[Entries taken from a collection]

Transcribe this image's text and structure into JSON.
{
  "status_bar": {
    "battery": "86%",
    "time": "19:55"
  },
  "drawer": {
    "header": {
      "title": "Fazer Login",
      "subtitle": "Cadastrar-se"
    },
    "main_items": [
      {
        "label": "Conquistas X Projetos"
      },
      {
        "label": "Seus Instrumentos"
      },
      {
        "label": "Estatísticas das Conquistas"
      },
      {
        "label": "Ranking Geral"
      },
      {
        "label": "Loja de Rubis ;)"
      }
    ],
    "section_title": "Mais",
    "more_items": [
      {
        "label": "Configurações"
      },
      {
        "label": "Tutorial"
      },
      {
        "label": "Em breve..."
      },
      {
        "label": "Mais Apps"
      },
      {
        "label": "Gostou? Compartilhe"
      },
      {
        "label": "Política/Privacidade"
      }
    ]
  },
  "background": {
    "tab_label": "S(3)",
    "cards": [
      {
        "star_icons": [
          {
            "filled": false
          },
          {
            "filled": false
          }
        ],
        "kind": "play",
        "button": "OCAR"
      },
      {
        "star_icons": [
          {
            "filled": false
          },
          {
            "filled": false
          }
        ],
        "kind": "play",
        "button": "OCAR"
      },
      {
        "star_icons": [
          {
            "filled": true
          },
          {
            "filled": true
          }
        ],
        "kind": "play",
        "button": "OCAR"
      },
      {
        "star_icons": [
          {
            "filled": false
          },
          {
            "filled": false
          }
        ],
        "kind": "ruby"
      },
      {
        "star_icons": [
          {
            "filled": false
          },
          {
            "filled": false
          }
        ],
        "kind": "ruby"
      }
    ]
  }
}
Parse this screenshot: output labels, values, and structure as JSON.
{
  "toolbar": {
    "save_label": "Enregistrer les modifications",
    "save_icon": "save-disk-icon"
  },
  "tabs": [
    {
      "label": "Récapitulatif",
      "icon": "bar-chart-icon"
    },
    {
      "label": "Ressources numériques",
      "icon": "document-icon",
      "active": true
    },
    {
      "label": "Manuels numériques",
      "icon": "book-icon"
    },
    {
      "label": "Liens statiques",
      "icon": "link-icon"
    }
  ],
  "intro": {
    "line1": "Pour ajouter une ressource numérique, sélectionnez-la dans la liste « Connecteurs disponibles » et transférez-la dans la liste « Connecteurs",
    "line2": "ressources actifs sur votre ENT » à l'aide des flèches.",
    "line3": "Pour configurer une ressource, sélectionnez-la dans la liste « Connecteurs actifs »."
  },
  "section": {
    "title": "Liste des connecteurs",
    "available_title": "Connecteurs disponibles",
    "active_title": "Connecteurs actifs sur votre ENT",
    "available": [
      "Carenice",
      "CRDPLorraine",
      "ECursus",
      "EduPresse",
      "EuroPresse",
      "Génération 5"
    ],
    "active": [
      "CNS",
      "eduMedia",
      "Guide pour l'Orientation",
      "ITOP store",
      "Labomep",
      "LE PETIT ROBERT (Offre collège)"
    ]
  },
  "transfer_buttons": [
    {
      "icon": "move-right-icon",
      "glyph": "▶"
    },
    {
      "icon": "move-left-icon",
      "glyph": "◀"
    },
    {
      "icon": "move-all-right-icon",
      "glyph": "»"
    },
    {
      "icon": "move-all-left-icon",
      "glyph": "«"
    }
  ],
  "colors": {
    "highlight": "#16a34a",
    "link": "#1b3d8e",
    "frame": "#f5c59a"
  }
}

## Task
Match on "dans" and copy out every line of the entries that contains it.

## Response box
    "line1": "Pour ajouter une ressource numérique, sélectionnez-la dans la liste « Connecteurs disponibles » et transférez-la dans la liste « Connecteurs",
    "line3": "Pour configurer une ressource, sélectionnez-la dans la liste « Connecteurs actifs »."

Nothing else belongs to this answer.